“Sometimes it does become a little mental. I don’t know if there’s a receiver out there who’s ever been perfect. We’re all trying to strive to be more consistent.”

Urban missed out on a big play during a recent practice when, after finding a seam in coverage, he dropped the pass. He started heading up the field before securing the ball.

“I’ve got to finish that play,” Urban said. “I smelled end zone, and I got excited. One of the realities of receiver is that you can’t score a touchdown if you don’t have the ball. I’ve got to look it in. That’s basic fundamental football, and I was trying to compete so hard I forgot the fundamentals.”

Haley doesn’t have a deep well of patience for much, so last year’s drops really tested him. He ran through wide receivers, trying Wade, Bradley, Bobby Engram, Sean Ryan and even the untested Lance Long in an effort to find some reliable receivers.

Only Long remains with the Chiefs, and he needs a strong preseason to hold his roster spot.

“A big part of catching the football is mental and has to do with confidence and some of those things,” Haley said. “What you need to be doing is catching a lot of balls before practice, after practice, during practice. You obviously have to emphasize technique in how you want players to catch the ball.”

The Chiefs have been working in extreme heat for most of camp since beginning last week. Haley said the conditions are ideal for receivers to work on catching the ball.

“This is when I love coaching receivers because you do have them tired, and with receivers it’s not all about hands,” he said. “They’re running more than anybody on the field, so they’re more tired than anybody on the field, especially when the conditions are as they are.

“I really like at the end of practice at training camp to then work on some of the routes, where you really do have to stop, start and still concentrate on catching the ball.

“The important thing is all the guys want to be good, and they’re willing to do what is necessary, and for that reason I think they’ll be all right.”

KCrockaholic
08-04-2010, 11:33 PM
It's still going to be an issue with our team. But getting rid of Bobby Wade was a hell of a step towards improving that.

I still expect us to have around 40 drops this year.

But drops aren't exactly the important thing. It's the timing of the drops. We have to get lucky and have the majority of the drops come on a down other than 3rd. 3rd down drops are the worst. Of course unless it's a TD drop.

milkman
08-04-2010, 11:35 PM
I have two words for this headline.


Well.......Duh.......

DaneMcCloud
08-04-2010, 11:56 PM
Thanks, Adam.

Next you'll tell us that Cassel hopes to improve his accuracy.

After that, Dorsey hopes to improve his image and sack total

After that, Dwayne Bowe is doing his best to be humble.

Need I go on?

Mr. Arrowhead
08-05-2010, 08:31 AM
does Adam just write "the obvious" articles. What the next one, "Chiefs hope they can win more games"

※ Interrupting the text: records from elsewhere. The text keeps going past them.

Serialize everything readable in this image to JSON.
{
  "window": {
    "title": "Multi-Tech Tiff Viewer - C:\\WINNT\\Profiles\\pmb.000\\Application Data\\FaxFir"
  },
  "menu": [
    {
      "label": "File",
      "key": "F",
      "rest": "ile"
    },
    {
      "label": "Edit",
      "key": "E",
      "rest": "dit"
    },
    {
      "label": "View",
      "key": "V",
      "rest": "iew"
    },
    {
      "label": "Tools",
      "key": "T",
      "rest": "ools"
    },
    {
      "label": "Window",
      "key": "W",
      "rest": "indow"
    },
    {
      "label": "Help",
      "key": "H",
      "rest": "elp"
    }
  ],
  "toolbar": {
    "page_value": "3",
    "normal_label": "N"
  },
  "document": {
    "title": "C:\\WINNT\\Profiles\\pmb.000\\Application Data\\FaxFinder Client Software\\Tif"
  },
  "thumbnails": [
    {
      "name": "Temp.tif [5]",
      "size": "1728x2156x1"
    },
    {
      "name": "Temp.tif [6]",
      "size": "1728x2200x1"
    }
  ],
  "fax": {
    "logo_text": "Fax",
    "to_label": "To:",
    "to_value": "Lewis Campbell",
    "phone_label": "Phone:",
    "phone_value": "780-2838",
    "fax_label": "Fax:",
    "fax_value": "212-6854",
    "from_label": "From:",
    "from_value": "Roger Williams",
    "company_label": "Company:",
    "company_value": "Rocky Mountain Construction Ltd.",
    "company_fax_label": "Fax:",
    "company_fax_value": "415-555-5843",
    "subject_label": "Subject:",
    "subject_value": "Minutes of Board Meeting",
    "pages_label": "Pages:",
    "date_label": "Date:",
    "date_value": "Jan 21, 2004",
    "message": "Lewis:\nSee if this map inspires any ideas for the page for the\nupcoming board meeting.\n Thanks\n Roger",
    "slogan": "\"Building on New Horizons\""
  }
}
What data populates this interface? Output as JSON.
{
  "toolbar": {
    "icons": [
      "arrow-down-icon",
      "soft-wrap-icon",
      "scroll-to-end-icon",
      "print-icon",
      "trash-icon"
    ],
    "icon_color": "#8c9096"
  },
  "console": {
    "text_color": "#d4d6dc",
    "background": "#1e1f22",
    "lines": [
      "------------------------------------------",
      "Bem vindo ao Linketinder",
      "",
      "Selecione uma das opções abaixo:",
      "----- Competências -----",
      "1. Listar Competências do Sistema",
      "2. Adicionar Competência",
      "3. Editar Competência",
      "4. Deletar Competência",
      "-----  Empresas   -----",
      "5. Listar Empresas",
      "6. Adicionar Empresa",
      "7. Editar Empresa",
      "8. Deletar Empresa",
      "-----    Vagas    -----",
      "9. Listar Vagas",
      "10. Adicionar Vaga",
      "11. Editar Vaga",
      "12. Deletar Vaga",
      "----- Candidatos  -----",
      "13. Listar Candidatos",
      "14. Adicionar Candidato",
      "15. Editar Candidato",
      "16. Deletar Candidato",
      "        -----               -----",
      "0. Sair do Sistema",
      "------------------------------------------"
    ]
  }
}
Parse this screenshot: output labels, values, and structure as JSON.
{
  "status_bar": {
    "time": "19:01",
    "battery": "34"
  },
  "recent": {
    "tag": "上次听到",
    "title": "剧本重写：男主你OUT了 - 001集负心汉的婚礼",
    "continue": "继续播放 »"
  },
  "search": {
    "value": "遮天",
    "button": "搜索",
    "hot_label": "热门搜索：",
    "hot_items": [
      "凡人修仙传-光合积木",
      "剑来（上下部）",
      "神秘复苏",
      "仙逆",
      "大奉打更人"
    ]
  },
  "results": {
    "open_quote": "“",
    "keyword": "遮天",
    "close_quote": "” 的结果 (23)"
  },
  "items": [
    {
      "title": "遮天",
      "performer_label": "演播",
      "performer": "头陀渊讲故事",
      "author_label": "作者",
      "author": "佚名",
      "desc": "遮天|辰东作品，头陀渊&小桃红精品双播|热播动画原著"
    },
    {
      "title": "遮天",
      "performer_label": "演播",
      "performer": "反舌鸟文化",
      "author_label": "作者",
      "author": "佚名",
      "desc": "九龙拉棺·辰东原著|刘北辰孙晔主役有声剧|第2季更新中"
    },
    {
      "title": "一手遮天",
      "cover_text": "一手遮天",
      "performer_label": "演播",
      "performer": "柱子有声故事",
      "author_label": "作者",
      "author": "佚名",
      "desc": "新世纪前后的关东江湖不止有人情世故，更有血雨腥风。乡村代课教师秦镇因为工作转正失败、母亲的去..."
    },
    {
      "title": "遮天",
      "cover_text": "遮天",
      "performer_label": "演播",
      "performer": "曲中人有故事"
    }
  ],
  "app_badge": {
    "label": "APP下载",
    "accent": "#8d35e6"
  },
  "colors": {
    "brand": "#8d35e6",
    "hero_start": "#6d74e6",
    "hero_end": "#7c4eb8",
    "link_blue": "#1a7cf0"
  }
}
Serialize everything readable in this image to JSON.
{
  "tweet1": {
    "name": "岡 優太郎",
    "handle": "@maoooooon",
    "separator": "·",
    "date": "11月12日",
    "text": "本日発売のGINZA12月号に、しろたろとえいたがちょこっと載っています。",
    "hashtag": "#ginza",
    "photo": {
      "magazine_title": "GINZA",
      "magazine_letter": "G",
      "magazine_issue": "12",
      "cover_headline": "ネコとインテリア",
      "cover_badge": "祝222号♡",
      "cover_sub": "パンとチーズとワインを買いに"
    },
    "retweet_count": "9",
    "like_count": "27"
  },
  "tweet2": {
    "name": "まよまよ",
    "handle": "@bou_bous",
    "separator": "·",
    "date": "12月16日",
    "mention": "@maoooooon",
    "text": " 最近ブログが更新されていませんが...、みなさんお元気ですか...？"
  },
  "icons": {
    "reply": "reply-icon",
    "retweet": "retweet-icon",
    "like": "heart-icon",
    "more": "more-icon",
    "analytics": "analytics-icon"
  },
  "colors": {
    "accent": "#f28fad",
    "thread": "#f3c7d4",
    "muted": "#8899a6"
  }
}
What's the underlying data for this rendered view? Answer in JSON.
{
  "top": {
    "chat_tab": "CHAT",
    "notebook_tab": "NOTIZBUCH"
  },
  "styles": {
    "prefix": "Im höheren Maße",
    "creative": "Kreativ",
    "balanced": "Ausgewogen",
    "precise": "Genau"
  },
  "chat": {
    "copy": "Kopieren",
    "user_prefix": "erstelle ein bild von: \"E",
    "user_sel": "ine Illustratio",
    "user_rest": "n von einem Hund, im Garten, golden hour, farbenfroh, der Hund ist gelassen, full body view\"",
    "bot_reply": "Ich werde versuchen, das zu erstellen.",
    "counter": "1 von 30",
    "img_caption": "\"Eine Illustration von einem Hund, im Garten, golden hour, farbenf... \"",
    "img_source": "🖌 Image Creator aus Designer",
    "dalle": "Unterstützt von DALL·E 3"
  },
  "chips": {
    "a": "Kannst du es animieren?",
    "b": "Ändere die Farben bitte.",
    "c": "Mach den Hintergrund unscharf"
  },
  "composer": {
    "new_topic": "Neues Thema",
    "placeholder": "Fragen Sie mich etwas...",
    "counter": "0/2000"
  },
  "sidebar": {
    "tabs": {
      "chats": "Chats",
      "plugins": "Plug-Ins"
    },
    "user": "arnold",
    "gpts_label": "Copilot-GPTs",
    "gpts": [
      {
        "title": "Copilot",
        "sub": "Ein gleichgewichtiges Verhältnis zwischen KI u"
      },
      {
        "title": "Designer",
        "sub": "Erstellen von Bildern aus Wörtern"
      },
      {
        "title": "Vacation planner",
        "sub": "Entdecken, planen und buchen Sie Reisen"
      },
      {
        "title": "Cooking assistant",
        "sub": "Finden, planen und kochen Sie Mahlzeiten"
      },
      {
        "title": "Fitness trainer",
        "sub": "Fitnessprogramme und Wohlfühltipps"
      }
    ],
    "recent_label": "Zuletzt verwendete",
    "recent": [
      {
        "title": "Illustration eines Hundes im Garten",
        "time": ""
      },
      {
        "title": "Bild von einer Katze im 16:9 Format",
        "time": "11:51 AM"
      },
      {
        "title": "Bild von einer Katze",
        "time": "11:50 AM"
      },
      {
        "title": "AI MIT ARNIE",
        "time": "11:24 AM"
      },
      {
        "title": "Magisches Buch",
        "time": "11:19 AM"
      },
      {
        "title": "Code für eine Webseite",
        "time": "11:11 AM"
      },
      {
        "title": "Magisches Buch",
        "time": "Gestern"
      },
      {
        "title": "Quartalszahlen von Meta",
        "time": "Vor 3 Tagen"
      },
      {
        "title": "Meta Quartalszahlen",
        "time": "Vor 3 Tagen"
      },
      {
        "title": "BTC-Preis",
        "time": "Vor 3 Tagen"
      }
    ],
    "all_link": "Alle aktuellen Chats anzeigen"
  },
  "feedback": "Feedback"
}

DonTellMeShowMe
08-05-2010, 10:54 AM
"you can wish in one hand, and crap in the other...see which one gets filled first"

TrebMaxx
08-05-2010, 11:15 AM
"you can wish in one hand, and crap in the other...see which one gets filled first"

Doesn't matter, they will drop whatever.

SNR
08-05-2010, 11:25 AM
Awful headline, Adam.

Football players don't just "hope" for better play. God, you're an idiot.

You should stick with the puns in your headlines.